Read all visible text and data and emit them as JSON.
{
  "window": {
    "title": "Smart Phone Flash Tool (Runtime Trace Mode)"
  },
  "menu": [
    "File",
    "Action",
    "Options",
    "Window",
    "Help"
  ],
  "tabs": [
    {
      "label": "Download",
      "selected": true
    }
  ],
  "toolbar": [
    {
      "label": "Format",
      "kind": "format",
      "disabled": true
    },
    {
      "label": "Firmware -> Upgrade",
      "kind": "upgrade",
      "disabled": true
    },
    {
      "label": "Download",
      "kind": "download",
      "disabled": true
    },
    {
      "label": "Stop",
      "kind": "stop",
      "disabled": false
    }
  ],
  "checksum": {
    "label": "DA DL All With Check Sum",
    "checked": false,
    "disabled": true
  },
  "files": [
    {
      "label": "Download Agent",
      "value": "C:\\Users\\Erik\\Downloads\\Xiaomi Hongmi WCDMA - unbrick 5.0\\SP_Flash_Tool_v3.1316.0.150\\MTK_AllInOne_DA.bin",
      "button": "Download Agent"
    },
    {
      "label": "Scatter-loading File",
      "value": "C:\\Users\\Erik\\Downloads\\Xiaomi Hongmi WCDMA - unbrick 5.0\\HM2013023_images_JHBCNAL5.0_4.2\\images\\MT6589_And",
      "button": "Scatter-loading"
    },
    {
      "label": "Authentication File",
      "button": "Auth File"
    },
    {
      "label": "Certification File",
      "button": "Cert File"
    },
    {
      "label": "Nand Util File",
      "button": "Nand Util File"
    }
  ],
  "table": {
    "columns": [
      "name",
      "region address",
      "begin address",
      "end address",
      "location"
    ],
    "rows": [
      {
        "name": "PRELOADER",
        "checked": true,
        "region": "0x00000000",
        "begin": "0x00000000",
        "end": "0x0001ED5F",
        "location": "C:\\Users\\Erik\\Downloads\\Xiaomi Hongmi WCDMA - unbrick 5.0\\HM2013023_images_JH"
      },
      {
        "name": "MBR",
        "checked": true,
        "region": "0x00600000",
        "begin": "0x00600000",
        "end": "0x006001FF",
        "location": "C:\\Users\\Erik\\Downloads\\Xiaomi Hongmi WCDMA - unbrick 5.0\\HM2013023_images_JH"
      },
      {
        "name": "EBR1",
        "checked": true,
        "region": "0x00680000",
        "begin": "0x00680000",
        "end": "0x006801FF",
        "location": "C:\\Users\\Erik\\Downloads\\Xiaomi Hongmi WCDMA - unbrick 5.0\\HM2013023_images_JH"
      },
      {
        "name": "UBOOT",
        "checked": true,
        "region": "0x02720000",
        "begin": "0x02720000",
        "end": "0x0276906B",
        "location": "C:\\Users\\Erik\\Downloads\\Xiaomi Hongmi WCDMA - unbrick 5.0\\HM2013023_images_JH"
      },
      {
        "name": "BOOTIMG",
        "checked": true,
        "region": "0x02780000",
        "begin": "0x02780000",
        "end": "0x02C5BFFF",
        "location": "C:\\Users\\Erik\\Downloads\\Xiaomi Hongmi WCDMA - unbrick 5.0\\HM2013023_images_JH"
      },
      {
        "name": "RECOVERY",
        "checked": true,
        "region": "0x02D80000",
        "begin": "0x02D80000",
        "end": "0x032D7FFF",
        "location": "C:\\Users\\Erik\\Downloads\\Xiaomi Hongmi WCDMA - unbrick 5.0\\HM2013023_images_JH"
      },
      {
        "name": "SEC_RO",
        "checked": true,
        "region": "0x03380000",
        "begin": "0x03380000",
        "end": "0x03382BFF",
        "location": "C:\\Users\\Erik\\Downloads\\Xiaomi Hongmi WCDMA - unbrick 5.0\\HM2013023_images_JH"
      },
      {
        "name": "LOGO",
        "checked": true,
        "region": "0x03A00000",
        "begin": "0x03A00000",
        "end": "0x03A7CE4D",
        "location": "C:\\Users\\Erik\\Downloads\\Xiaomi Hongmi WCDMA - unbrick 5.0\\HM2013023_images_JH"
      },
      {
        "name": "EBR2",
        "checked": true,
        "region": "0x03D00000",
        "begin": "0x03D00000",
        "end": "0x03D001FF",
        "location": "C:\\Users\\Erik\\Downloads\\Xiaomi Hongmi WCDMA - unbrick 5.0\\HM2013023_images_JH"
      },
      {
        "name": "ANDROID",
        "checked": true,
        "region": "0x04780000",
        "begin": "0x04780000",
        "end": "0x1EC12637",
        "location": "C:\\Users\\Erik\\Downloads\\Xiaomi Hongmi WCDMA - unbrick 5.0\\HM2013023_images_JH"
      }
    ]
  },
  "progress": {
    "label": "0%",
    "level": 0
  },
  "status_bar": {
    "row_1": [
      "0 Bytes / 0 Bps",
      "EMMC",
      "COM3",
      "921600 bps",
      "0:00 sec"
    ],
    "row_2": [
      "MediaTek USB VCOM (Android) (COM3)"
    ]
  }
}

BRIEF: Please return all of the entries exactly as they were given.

ANSWER FOR THIS EXERCISE:
Read all visible text and data and emit them as JSON.
{
  "window": {
    "title": "Smart Phone Flash Tool (Runtime Trace Mode)"
  },
  "menu": [
    "File",
    "Action",
    "Options",
    "Window",
    "Help"
  ],
  "tabs": [
    {
      "label": "Download",
      "selected": true
    }
  ],
  "toolbar": [
    {
      "label": "Format",
      "kind": "format",
      "disabled": true
    },
    {
      "label": "Firmware -> Upgrade",
      "kind": "upgrade",
      "disabled": true
    },
    {
      "label": "Download",
      "kind": "download",
      "disabled": true
    },
    {
      "label": "Stop",
      "kind": "stop",
      "disabled": false
    }
  ],
  "checksum": {
    "label": "DA DL All With Check Sum",
    "checked": false,
    "disabled": true
  },
  "files": [
    {
      "label": "Download Agent",
      "value": "C:\\Users\\Erik\\Downloads\\Xiaomi Hongmi WCDMA - unbrick 5.0\\SP_Flash_Tool_v3.1316.0.150\\MTK_AllInOne_DA.bin",
      "button": "Download Agent"
    },
    {
      "label": "Scatter-loading File",
      "value": "C:\\Users\\Erik\\Downloads\\Xiaomi Hongmi WCDMA - unbrick 5.0\\HM2013023_images_JHBCNAL5.0_4.2\\images\\MT6589_And",
      "button": "Scatter-loading"
    },
    {
      "label": "Authentication File",
      "button": "Auth File"
    },
    {
      "label": "Certification File",
      "button": "Cert File"
    },
    {
      "label": "Nand Util File",
      "button": "Nand Util File"
    }
  ],
  "table": {
    "columns": [
      "name",
      "region address",
      "begin address",
      "end address",
      "location"
    ],
    "rows": [
      {
        "name": "PRELOADER",
        "checked": true,
        "region": "0x00000000",
        "begin": "0x00000000",
        "end": "0x0001ED5F",
        "location": "C:\\Users\\Erik\\Downloads\\Xiaomi Hongmi WCDMA - unbrick 5.0\\HM2013023_images_JH"
      },
      {
        "name": "MBR",
        "checked": true,
        "region": "0x00600000",
        "begin": "0x00600000",
        "end": "0x006001FF",
        "location": "C:\\Users\\Erik\\Downloads\\Xiaomi Hongmi WCDMA - unbrick 5.0\\HM2013023_images_JH"
      },
      {
        "name": "EBR1",
        "checked": true,
        "region": "0x00680000",
        "begin": "0x00680000",
        "end": "0x006801FF",
        "location": "C:\\Users\\Erik\\Downloads\\Xiaomi Hongmi WCDMA - unbrick 5.0\\HM2013023_images_JH"
      },
      {
        "name": "UBOOT",
        "checked": true,
        "region": "0x02720000",
        "begin": "0x02720000",
        "end": "0x0276906B",
        "location": "C:\\Users\\Erik\\Downloads\\Xiaomi Hongmi WCDMA - unbrick 5.0\\HM2013023_images_JH"
      },
      {
        "name": "BOOTIMG",
        "checked": true,
        "region": "0x02780000",
        "begin": "0x02780000",
        "end": "0x02C5BFFF",
        "location": "C:\\Users\\Erik\\Downloads\\Xiaomi Hongmi WCDMA - unbrick 5.0\\HM2013023_images_JH"
      },
      {
        "name": "RECOVERY",
        "checked": true,
        "region": "0x02D80000",
        "begin": "0x02D80000",
        "end": "0x032D7FFF",
        "location": "C:\\Users\\Erik\\Downloads\\Xiaomi Hongmi WCDMA - unbrick 5.0\\HM2013023_images_JH"
      },
      {
        "name": "SEC_RO",
        "checked": true,
        "region": "0x03380000",
        "begin": "0x03380000",
        "end": "0x03382BFF",
        "location": "C:\\Users\\Erik\\Downloads\\Xiaomi Hongmi WCDMA - unbrick 5.0\\HM2013023_images_JH"
      },
      {
        "name": "LOGO",
        "checked": true,
        "region": "0x03A00000",
        "begin": "0x03A00000",
        "end": "0x03A7CE4D",
        "location": "C:\\Users\\Erik\\Downloads\\Xiaomi Hongmi WCDMA - unbrick 5.0\\HM2013023_images_JH"
      },
      {
        "name": "EBR2",
        "checked": true,
        "region": "0x03D00000",
        "begin": "0x03D00000",
        "end": "0x03D001FF",
        "location": "C:\\Users\\Erik\\Downloads\\Xiaomi Hongmi WCDMA - unbrick 5.0\\HM2013023_images_JH"
      },
      {
        "name": "ANDROID",
        "checked": true,
        "region": "0x04780000",
        "begin": "0x04780000",
        "end": "0x1EC12637",
        "location": "C:\\Users\\Erik\\Downloads\\Xiaomi Hongmi WCDMA - unbrick 5.0\\HM2013023_images_JH"
      }
    ]
  },
  "progress": {
    "label": "0%",
    "level": 0
  },
  "status_bar": {
    "row_1": [
      "0 Bytes / 0 Bps",
      "EMMC",
      "COM3",
      "921600 bps",
      "0:00 sec"
    ],
    "row_2": [
      "MediaTek USB VCOM (Android) (COM3)"
    ]
  }
}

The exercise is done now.